**Exercise:**
Filter the listing below, keeping only the lines with the word "Inventory".
====
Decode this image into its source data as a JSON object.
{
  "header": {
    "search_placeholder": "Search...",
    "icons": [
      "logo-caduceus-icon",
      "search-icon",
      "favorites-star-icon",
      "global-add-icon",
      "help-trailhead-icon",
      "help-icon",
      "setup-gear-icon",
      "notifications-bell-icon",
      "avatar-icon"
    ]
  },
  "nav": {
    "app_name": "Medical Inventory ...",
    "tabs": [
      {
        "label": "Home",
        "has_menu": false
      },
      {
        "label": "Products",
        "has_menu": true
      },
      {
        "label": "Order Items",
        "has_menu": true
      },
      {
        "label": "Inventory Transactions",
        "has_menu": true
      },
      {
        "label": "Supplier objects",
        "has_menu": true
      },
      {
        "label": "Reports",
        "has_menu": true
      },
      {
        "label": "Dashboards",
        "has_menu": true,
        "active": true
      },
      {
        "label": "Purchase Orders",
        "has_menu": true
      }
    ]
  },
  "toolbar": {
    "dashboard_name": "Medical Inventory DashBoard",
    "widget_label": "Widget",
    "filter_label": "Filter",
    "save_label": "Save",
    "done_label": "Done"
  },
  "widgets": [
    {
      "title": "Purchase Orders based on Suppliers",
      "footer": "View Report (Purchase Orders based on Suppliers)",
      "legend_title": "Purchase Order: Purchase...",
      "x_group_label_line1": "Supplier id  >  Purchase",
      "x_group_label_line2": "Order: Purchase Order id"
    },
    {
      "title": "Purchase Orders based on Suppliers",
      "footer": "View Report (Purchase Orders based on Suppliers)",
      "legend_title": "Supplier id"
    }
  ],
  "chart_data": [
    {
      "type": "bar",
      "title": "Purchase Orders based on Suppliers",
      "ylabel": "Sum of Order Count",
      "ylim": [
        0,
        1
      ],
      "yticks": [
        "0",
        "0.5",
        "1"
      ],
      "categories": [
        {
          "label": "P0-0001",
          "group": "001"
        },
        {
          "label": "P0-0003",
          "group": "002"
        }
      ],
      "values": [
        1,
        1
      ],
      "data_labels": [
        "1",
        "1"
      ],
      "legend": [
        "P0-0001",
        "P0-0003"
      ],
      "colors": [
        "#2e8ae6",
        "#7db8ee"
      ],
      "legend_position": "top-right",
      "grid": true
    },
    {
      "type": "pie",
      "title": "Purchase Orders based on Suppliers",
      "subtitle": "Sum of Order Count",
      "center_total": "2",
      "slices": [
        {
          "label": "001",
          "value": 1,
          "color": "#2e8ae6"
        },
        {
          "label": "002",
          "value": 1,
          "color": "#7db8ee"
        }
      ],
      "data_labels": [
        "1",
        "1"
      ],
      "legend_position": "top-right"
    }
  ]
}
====
**Response to this task:**
    "app_name": "Medical Inventory ...",
        "label": "Inventory Transactions",
    "dashboard_name": "Medical Inventory DashBoard",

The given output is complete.